Know Where You Stand
Some of us were raised “old school” and struggle to diverge from the bare bones, don’t-do-anything lesson plan used to educate us about sex, pregnancy, etc. Perhaps you were raised in a strict religious household or you were raised by parents who felt the best way to keep you out of “trouble” was to hand down rather harsh forms of punishment. Or maybe you were raised by a flower child hippy from the 1960s who raised you to liberally believe in “Free love”. However you came into your own understanding of sex and the results of sexual activity, you have to know where you stand on the issue today.
Prepare to be challenged, because today’s youth are growing up with more support and empowerment, especially via social media, and they may respectfully disagree with your approach. You have to think about how your child’s experiences thus far factor in and whether or not you want them to be raised like you were. My father, for example, had some rather homophobic views as I was growing up, but when I got older, I challenged him on them and he’s since changed his point of view to one that is way more accepting and supportive. I decided to be intentional about raising my own son in a more liberal way, more like what my mother imparted upon me.
They May Know More Than You Expected
Ask questions! It is a good idea to find out what your children already know or don’t know by asking open-ended questions and letting them speak. They may feel a bit embarrassed and stutter or giggle a bit, but give them time to get it out. Practice reflective listening to let them know they are being heard. Believe it or not, our children are thinking about sex, pregnancy, relationships, and even marriage more than we may have considered.
Avoid jumping to conclusions and relying on stale lectures– you will make them feel comfortable coming to you with other questions they may have when you find a different approach. Remember: no question is stupid and all questions are welcomed.
You might not know every STD/I out there or what the latest slang terms are, so go on Google and Spotify and begin educating yourself. Listen to what your children are listening to and learn their language. Do you know what a “thot” is? Do you think a compliment about a girl’s “brain” is really about how smart she is? Well, it doesn’t, so if you were wondering, you’ve got some learning to do.
Provide Resources That Are Accessible to Them
Teens today have access to all of the information we could have only wishes for when we were their ages. With cell phones and tablets, they can read and research anything at any time, where they are.
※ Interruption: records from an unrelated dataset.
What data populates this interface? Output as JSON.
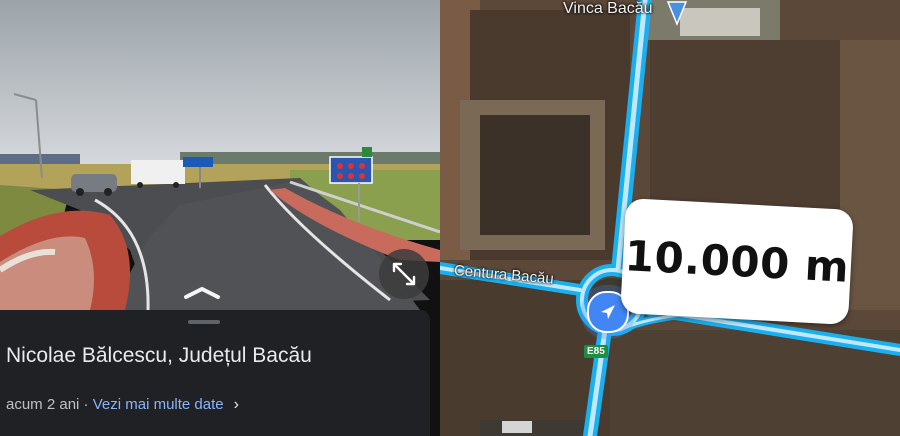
{
  "street_view": {
    "place_title": "Nicolae Bălcescu, Județul Bacău",
    "age": "acum 2 ani",
    "separator": " · ",
    "more_link": "Vezi mai multe date",
    "chevron": "›",
    "expand_icon": "expand-arrows-icon",
    "nav_arrow_icon": "chevron-up-icon"
  },
  "map": {
    "top_label": "Vinca Bacău",
    "road_label": "Centura Bacău",
    "route_badge": "E85",
    "distance_label": "10.000 m",
    "colors": {
      "road_outline": "#1ab0f0",
      "road_fill": "#bfe9fb",
      "location_dot": "#4285f4",
      "route_badge": "#1e8e3e"
    }
  }
}
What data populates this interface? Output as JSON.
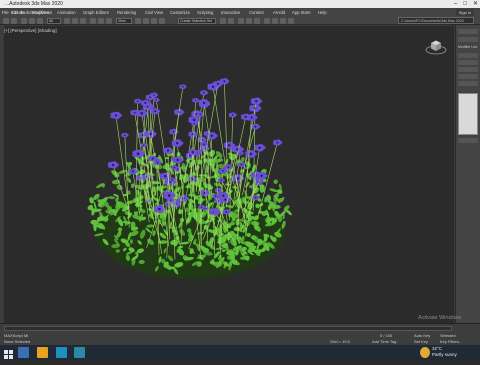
{
  "titlebar": {
    "title": "...Autodesk 3ds Max 2020"
  },
  "menu": {
    "items": [
      "File",
      "Edit",
      "Tools",
      "Group",
      "Views",
      "Create",
      "Modifiers",
      "Animation",
      "Graph Editors",
      "Rendering",
      "Civil View",
      "Customize",
      "Scripting",
      "Interactive",
      "Content",
      "Arnold",
      "App Store",
      "Help"
    ]
  },
  "account": {
    "signin_label": "Sign In"
  },
  "toolbar": {
    "filter_value": "All",
    "view_value": "View",
    "selection_set_value": "Create Selection Set",
    "workspace_path": "C:\\Users\\PC\\Documents\\3ds Max 2020"
  },
  "viewport": {
    "label": "[+] [Perspective] [Shading]"
  },
  "command_panel": {
    "modifier_list_label": "Modifier List"
  },
  "status": {
    "selection_info": "None Selected",
    "time_readout": "0 / 100",
    "coords_label": "X: Y: Z:",
    "grid_label": "Grid = 10.0",
    "add_time_tag": "Add Time Tag",
    "auto_key": "Auto Key",
    "set_key": "Set Key",
    "selected": "Selected",
    "key_filters": "Key Filters..."
  },
  "watermark": {
    "line1": "Activate Windows",
    "line2": "Go to Settings to activate Windows."
  },
  "taskbar": {
    "weather_temp": "32°C",
    "weather_text": "Partly sunny"
  },
  "colors": {
    "flower_petal": "#6b4fd6",
    "leaf": "#5fc23a",
    "viewport_bg": "#2b2b2b"
  }
}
You can help them learn more by providing them with age-appropriate digital resources.
Check out No Teen Shame, the home base for a movement of seven young mothers who want to destigmatize teen pregnancy, provide educational and supportive resources, and change the conversations we have about sex education. Malone also writes the Teen Mom NYC blog, which offers affirmations and support for teen parents.
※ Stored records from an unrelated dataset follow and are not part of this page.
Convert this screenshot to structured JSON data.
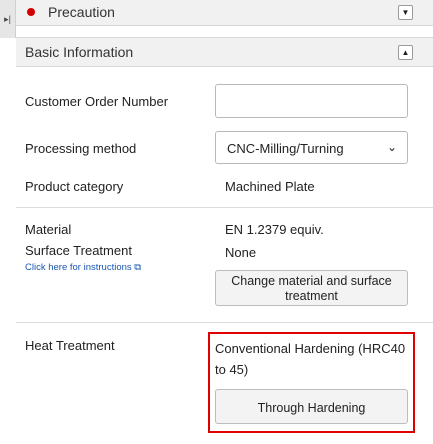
{
  "left_tab": {
    "icon": "collapse-icon"
  },
  "precaution": {
    "title": "Precaution",
    "status_color": "#d40000",
    "toggle_icon": "chevron-down-icon"
  },
  "basic_info": {
    "title": "Basic Information",
    "toggle_icon": "chevron-up-icon"
  },
  "fields": {
    "customer_order_number": {
      "label": "Customer Order Number",
      "value": ""
    },
    "processing_method": {
      "label": "Processing method",
      "selected": "CNC-Milling/Turning"
    },
    "product_category": {
      "label": "Product category",
      "value": "Machined Plate"
    },
    "material": {
      "label": "Material",
      "value": "EN 1.2379 equiv."
    },
    "surface_treatment": {
      "label": "Surface Treatment",
      "value": "None",
      "link": "Click here for instructions"
    },
    "change_button": "Change material and surface treatment",
    "heat_treatment": {
      "label": "Heat Treatment",
      "value": "Conventional Hardening (HRC40 to 45)",
      "button": "Through Hardening"
    }
  },
  "colors": {
    "highlight": "#e00000",
    "link": "#1a56b0"
  }
}
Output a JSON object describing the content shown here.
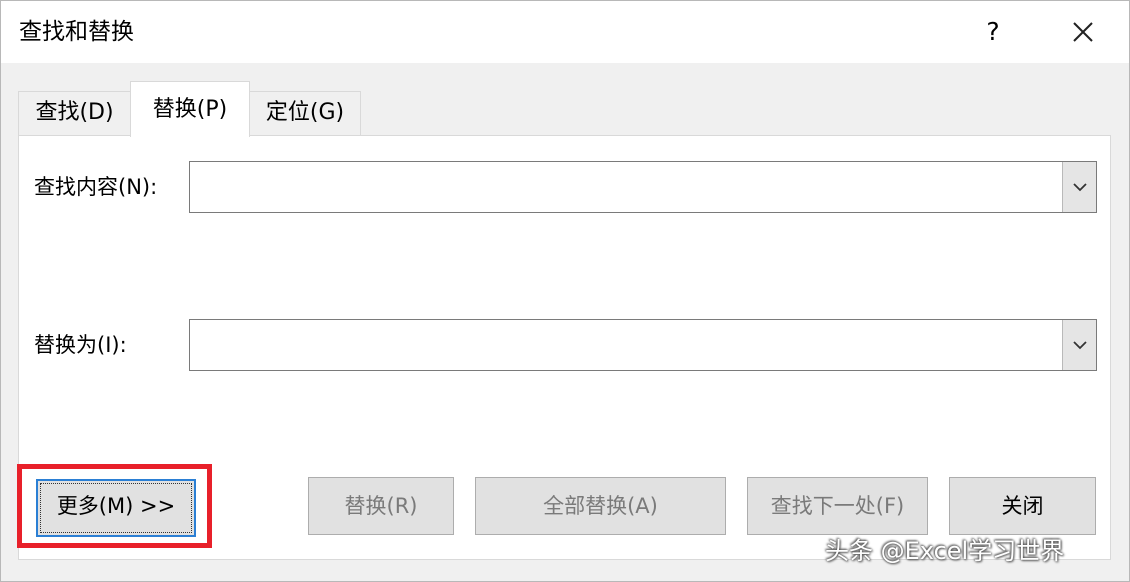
{
  "window": {
    "title": "查找和替换",
    "help_label": "?",
    "close_icon": "close-icon"
  },
  "tabs": [
    {
      "label": "查找(D)",
      "selected": false
    },
    {
      "label": "替换(P)",
      "selected": true
    },
    {
      "label": "定位(G)",
      "selected": false
    }
  ],
  "find": {
    "label": "查找内容(N):",
    "value": "",
    "placeholder": ""
  },
  "replace": {
    "label": "替换为(I):",
    "value": "",
    "placeholder": ""
  },
  "buttons": {
    "more": "更多(M) >>",
    "replace": "替换(R)",
    "replace_all": "全部替换(A)",
    "find_next": "查找下一处(F)",
    "close": "关闭"
  },
  "highlight_color": "#e8202a",
  "focus_color": "#2b7fd4",
  "watermark": "头条 @Excel学习世界"
}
Make sure you and your children know the laws about sexual activity and what constitutes consent and what could land your child in jail. Laws vary by state, so be sure to familiarize yourself with your local laws.
Young people need to understand all of the risks involved with having sex, so share this STD/I fact sheet provided by the Center for Disease Control. It explains a lot about transmission and offers counseling and treatment resources.
You have a great opportunity to turn their devices into educational tools.
Gloria Malone, a New York City-based advocate for teen mothers, wrote about what teen moms wish parents knew about “the Talk”. She reminds us that these discussions are ongoing and that we don’t have to cover everything in one setting. Just remember that they believe you are the best resource for them and you will be the one to shape their approach to sexual activity. An affirming, supportive, knowledgeable parent is the greatest resource a young person can have.